Dataset rows for apps and sites:

-- -- --

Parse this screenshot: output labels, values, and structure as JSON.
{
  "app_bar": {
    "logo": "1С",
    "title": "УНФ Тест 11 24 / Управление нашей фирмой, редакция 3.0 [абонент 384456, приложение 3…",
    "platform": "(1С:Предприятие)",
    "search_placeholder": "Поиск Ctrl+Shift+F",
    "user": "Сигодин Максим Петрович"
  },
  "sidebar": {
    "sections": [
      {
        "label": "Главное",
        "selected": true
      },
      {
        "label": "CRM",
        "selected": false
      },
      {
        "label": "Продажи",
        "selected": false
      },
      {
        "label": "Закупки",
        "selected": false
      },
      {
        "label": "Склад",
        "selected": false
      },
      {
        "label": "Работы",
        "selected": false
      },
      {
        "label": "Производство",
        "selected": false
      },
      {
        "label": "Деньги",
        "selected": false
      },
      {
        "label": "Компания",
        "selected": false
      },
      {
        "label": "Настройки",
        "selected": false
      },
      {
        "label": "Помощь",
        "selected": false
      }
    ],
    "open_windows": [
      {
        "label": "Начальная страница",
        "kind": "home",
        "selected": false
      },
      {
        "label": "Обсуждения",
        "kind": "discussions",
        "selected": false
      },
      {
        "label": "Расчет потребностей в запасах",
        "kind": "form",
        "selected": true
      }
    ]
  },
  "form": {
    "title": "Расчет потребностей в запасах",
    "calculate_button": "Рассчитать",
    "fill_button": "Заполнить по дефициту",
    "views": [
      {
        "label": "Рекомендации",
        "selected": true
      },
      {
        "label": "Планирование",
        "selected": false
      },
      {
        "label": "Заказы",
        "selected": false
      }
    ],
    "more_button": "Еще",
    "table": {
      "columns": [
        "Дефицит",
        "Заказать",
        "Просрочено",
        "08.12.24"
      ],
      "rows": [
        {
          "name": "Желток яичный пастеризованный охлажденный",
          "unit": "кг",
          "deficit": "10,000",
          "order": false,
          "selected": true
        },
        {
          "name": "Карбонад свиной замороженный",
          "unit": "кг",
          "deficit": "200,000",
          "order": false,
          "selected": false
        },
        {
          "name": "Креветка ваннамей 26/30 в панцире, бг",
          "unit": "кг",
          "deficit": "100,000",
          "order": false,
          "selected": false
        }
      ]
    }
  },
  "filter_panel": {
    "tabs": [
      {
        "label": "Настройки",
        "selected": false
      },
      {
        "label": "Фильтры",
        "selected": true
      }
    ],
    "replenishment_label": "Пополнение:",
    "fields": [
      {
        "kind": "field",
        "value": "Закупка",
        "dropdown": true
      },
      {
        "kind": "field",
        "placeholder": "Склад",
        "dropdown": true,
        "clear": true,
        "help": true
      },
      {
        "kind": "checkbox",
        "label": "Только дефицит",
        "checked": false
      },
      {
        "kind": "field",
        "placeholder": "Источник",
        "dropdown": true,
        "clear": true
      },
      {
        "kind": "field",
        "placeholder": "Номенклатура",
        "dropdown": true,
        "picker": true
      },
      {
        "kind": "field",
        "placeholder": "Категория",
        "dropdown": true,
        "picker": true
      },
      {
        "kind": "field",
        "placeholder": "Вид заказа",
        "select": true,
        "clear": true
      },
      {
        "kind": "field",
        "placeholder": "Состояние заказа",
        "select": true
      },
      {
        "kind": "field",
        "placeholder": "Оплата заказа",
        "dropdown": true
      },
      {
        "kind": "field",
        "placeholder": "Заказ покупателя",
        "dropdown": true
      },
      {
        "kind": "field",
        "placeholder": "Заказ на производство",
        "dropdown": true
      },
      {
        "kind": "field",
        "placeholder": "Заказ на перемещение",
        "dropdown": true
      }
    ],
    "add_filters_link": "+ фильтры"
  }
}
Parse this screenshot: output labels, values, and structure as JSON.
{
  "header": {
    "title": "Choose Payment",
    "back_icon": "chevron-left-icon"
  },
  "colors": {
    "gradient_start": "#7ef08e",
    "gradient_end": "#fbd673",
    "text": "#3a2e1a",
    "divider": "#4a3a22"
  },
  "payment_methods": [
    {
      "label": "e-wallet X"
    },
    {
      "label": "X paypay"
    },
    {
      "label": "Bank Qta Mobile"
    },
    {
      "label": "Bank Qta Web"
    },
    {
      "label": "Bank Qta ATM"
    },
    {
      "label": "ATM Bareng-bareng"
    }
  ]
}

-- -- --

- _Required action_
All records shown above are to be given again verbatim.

- _Output of the exercise_
Parse this screenshot: output labels, values, and structure as JSON.
{
  "app_bar": {
    "logo": "1С",
    "title": "УНФ Тест 11 24 / Управление нашей фирмой, редакция 3.0 [абонент 384456, приложение 3…",
    "platform": "(1С:Предприятие)",
    "search_placeholder": "Поиск Ctrl+Shift+F",
    "user": "Сигодин Максим Петрович"
  },
  "sidebar": {
    "sections": [
      {
        "label": "Главное",
        "selected": true
      },
      {
        "label": "CRM",
        "selected": false
      },
      {
        "label": "Продажи",
        "selected": false
      },
      {
        "label": "Закупки",
        "selected": false
      },
      {
        "label": "Склад",
        "selected": false
      },
      {
        "label": "Работы",
        "selected": false
      },
      {
        "label": "Производство",
        "selected": false
      },
      {
        "label": "Деньги",
        "selected": false
      },
      {
        "label": "Компания",
        "selected": false
      },
      {
        "label": "Настройки",
        "selected": false
      },
      {
        "label": "Помощь",
        "selected": false
      }
    ],
    "open_windows": [
      {
        "label": "Начальная страница",
        "kind": "home",
        "selected": false
      },
      {
        "label": "Обсуждения",
        "kind": "discussions",
        "selected": false
      },
      {
        "label": "Расчет потребностей в запасах",
        "kind": "form",
        "selected": true
      }
    ]
  },
  "form": {
    "title": "Расчет потребностей в запасах",
    "calculate_button": "Рассчитать",
    "fill_button": "Заполнить по дефициту",
    "views": [
      {
        "label": "Рекомендации",
        "selected": true
      },
      {
        "label": "Планирование",
        "selected": false
      },
      {
        "label": "Заказы",
        "selected": false
      }
    ],
    "more_button": "Еще",
    "table": {
      "columns": [
        "Дефицит",
        "Заказать",
        "Просрочено",
        "08.12.24"
      ],
      "rows": [
        {
          "name": "Желток яичный пастеризованный охлажденный",
          "unit": "кг",
          "deficit": "10,000",
          "order": false,
          "selected": true
        },
        {
          "name": "Карбонад свиной замороженный",
          "unit": "кг",
          "deficit": "200,000",
          "order": false,
          "selected": false
        },
        {
          "name": "Креветка ваннамей 26/30 в панцире, бг",
          "unit": "кг",
          "deficit": "100,000",
          "order": false,
          "selected": false
        }
      ]
    }
  },
  "filter_panel": {
    "tabs": [
      {
        "label": "Настройки",
        "selected": false
      },
      {
        "label": "Фильтры",
        "selected": true
      }
    ],
    "replenishment_label": "Пополнение:",
    "fields": [
      {
        "kind": "field",
        "value": "Закупка",
        "dropdown": true
      },
      {
        "kind": "field",
        "placeholder": "Склад",
        "dropdown": true,
        "clear": true,
        "help": true
      },
      {
        "kind": "checkbox",
        "label": "Только дефицит",
        "checked": false
      },
      {
        "kind": "field",
        "placeholder": "Источник",
        "dropdown": true,
        "clear": true
      },
      {
        "kind": "field",
        "placeholder": "Номенклатура",
        "dropdown": true,
        "picker": true
      },
      {
        "kind": "field",
        "placeholder": "Категория",
        "dropdown": true,
        "picker": true
      },
      {
        "kind": "field",
        "placeholder": "Вид заказа",
        "select": true,
        "clear": true
      },
      {
        "kind": "field",
        "placeholder": "Состояние заказа",
        "select": true
      },
      {
        "kind": "field",
        "placeholder": "Оплата заказа",
        "dropdown": true
      },
      {
        "kind": "field",
        "placeholder": "Заказ покупателя",
        "dropdown": true
      },
      {
        "kind": "field",
        "placeholder": "Заказ на производство",
        "dropdown": true
      },
      {
        "kind": "field",
        "placeholder": "Заказ на перемещение",
        "dropdown": true
      }
    ],
    "add_filters_link": "+ фильтры"
  }
}
Parse this screenshot: output labels, values, and structure as JSON.
{
  "header": {
    "title": "Choose Payment",
    "back_icon": "chevron-left-icon"
  },
  "colors": {
    "gradient_start": "#7ef08e",
    "gradient_end": "#fbd673",
    "text": "#3a2e1a",
    "divider": "#4a3a22"
  },
  "payment_methods": [
    {
      "label": "e-wallet X"
    },
    {
      "label": "X paypay"
    },
    {
      "label": "Bank Qta Mobile"
    },
    {
      "label": "Bank Qta Web"
    },
    {
      "label": "Bank Qta ATM"
    },
    {
      "label": "ATM Bareng-bareng"
    }
  ]
}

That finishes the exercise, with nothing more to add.